You have skipped the navigation, tab for page content

There was fight, but still no bite as the Bulldogs slumped to a series of horror scoring statistics that rank among the worst in almost a century of rugby league after a 38-0 thumping from South Sydney.

For the third consecutive game, Canterbury couldn't score a point, joining only the ASADA-scandal rocked Sharks of 2014 in playing four straight hours of footy without a point.

With only 16 points to show for Canterbury's first month of footy, all of them coming in a round one loss to Newcastle, number crunchers were trawling all the way past the Great Depression for a slimmer haul.

The 1928 Glebe outfit trump this Bulldogs side with 12 from the opening four matches of that season. The Dirty Reds only lasted one more year in the competition.

Rounding out a miserable four weeks that come after a miserable four years, this is now Canterbury's worst start to a season in 50 years.

Not since 1971 have Canterbury been winless after the opening month, with South Sydney in cruise control for a decent portion of their six-tries-to-zip Good Friday victory.

Coach Trent Barrett was widely heralded as the puppeteer pulling the strings for Penrith last year, but he pulled no punches after this latest shutout.

He can see the problem, and the solution. But as for any progress being made by his "pedestrian" attack?

Struggling attack not the only worry for Barrett

"Not really. There's a lot of things that are going wrong with our attack and don't think this is the right forum to discuss it," Barrett said.

"Our attack is pedestrian. It is. But we don't help ourselves by these fundamental errors that we're making. We had two passes over the sideline, a forward pass from dummy-half. 

"I know what's wrong with our attack but I'm not going to discuss it here. It's not an easy fix no ... if it was that easy, everyone would be an NRL coach and you'd fix it, but it's not.

Just five minutes in the writing was on the wall for Canterbury and curly questions were being asked aloud, when Lachlan Lewis's head was crunched in an attempted tackle on Josh Mansour.

Lewis stumbled out of the contact but remained on the field for one more set, only to be called from the paddock for a HIA he duly failed.

Barrett acknowledged the issue around Lewis's head knock, saying: "He should have come off.

"We realised that and we thought that. He probably should have come straight off."

Cook through the middle, Walker under the posts

With hooker Sione Katoa switching into the halves the Bulldogs battled on, Jack Hetherington with a few screws loose in the process.

The fire-and-brimstone-wielding front-rower overdid it twice in a madcap few minutes, being placed on report for a crusher tackle on Cameron Murray, then launching a long-range shoulder charge at the next Rabbitoh he encountered.

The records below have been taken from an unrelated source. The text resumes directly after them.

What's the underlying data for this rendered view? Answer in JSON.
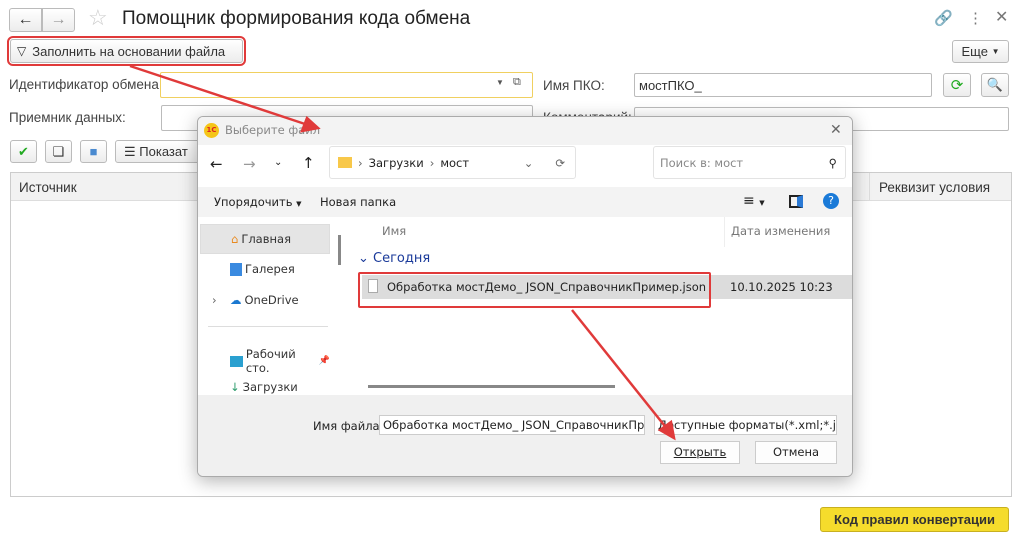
{
  "header": {
    "title": "Помощник формирования кода обмена",
    "more_label": "Еще"
  },
  "toolbar": {
    "fill_from_file": "Заполнить на основании файла",
    "show_label": "Показат"
  },
  "form": {
    "exchange_id_label": "Идентификатор обмена:",
    "exchange_id_value": "",
    "receiver_label": "Приемник данных:",
    "receiver_value": "",
    "pko_name_label": "Имя ПКО:",
    "pko_name_value": "мостПКО_",
    "comment_label": "Комментарий:"
  },
  "table": {
    "columns": [
      "Источник",
      "Реквизит условия"
    ]
  },
  "footer": {
    "convert_button": "Код правил конвертации"
  },
  "dialog": {
    "title": "Выберите файл",
    "breadcrumb": [
      "Загрузки",
      "мост"
    ],
    "search_placeholder": "Поиск в: мост",
    "organize": "Упорядочить",
    "new_folder": "Новая папка",
    "sidebar": [
      "Главная",
      "Галерея",
      "OneDrive",
      "Рабочий сто.",
      "Загрузки"
    ],
    "col_name": "Имя",
    "col_date": "Дата изменения",
    "group": "Сегодня",
    "files": [
      {
        "name": "Обработка мостДемо_ JSON_СправочникПример.json",
        "date": "10.10.2025 10:23"
      }
    ],
    "filename_label": "Имя файла:",
    "filename_value": "Обработка мостДемо_ JSON_СправочникПри",
    "filter": "Доступные форматы(*.xml;*.jsc",
    "open": "Открыть",
    "cancel": "Отмена"
  },
  "colors": {
    "accent_red": "#e03a3a",
    "yellow": "#f5dc2c"
  }
}
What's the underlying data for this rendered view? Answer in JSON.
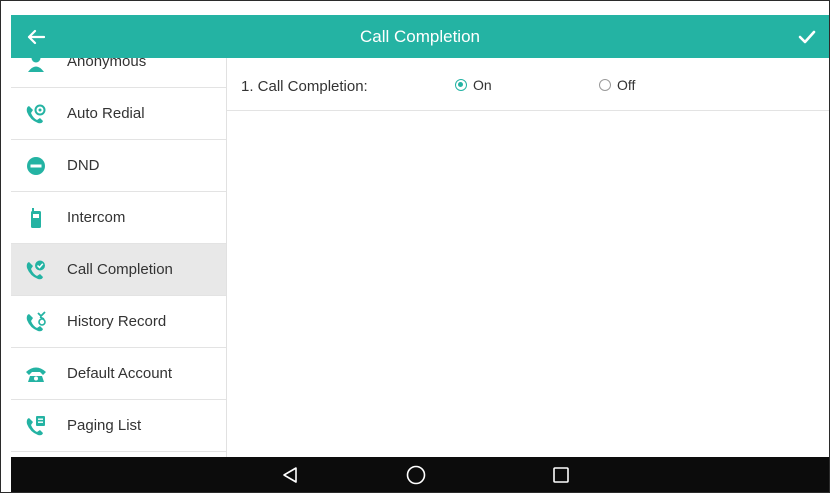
{
  "header": {
    "title": "Call Completion",
    "back_icon": "arrow-left-icon",
    "confirm_icon": "checkmark-icon",
    "color": "#24b3a3"
  },
  "sidebar": {
    "items": [
      {
        "label": "Anonymous",
        "icon": "anonymous-icon"
      },
      {
        "label": "Auto Redial",
        "icon": "auto-redial-icon"
      },
      {
        "label": "DND",
        "icon": "dnd-icon"
      },
      {
        "label": "Intercom",
        "icon": "intercom-icon"
      },
      {
        "label": "Call Completion",
        "icon": "call-completion-icon",
        "active": true
      },
      {
        "label": "History Record",
        "icon": "history-record-icon"
      },
      {
        "label": "Default Account",
        "icon": "default-account-icon"
      },
      {
        "label": "Paging List",
        "icon": "paging-list-icon"
      }
    ]
  },
  "settings": {
    "call_completion": {
      "label": "1. Call Completion:",
      "options": [
        {
          "label": "On",
          "checked": true
        },
        {
          "label": "Off",
          "checked": false
        }
      ]
    }
  },
  "navbar": {
    "buttons": [
      "back-triangle-icon",
      "home-circle-icon",
      "recents-square-icon"
    ]
  }
}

Luckily Hetherington missed his mark or both men would still be in orbit.

His 120-plus running metres in 40 minutes still made him the best Bulldog on the park, but eventually the Rabbitohs ground them down to a 14-0 half-time lead.

From the outside Damien Cook had threatened to unpick Canterbury's ruck defence as though opening a locked door with a hairpin.

Cook. Walker. Rinse and repeat.

By the 32nd minute, he was doing just that for Cody Walker to score the simplest of support tries.

In the 55th they repeated the dose from 60 metres out.

Cook had himself a day out two line breaks for tries and 134 running metres – a triple-figure mark he passed seven times in his breakout 2018 season, only for this to be his third 100 metres-plus haul since.

In between Walker's two tries, the South Sydney playmaker let his aggression get the better of him when he landed an elbow to the back of Nick Meaney's head.

That and a crusher tackle from Keaon Koloamatangi were two of the few blemishes on South Sydney's afternoon, while Meaney didn't last the day due to broken ribs, just to rub salt into very open blue and white wounds.

As his wont, if Wayne Bennett was impressed by the Rabbitohs showing, he wasn't showing it afterwards.

"I just thought the continuity in our game wasn't there, [there] was a lot of stop start stuff," Bennett said.

"I was pleased with [keeping the Bulldogs scoreless]. We played a pretty good game last week [against the Roosters] and we gave up 16 points from a drop ball and two kicks. That takes the gloss off what you do.

"So when you're playing as comprehensively as we were today against that opposition you do want to come in with that scoreboard as low as you possibly can."

For the Rabbitohs Josh Mansour, Alex Johnston, Latrell Mitchell and Adam Reynolds all helped themselves to tries.

With a penalty goal and six conversions from as many attempts, Reynolds' 18 points kept the scorers busy all afternoon.

If only the same could said for poor old Canterbury.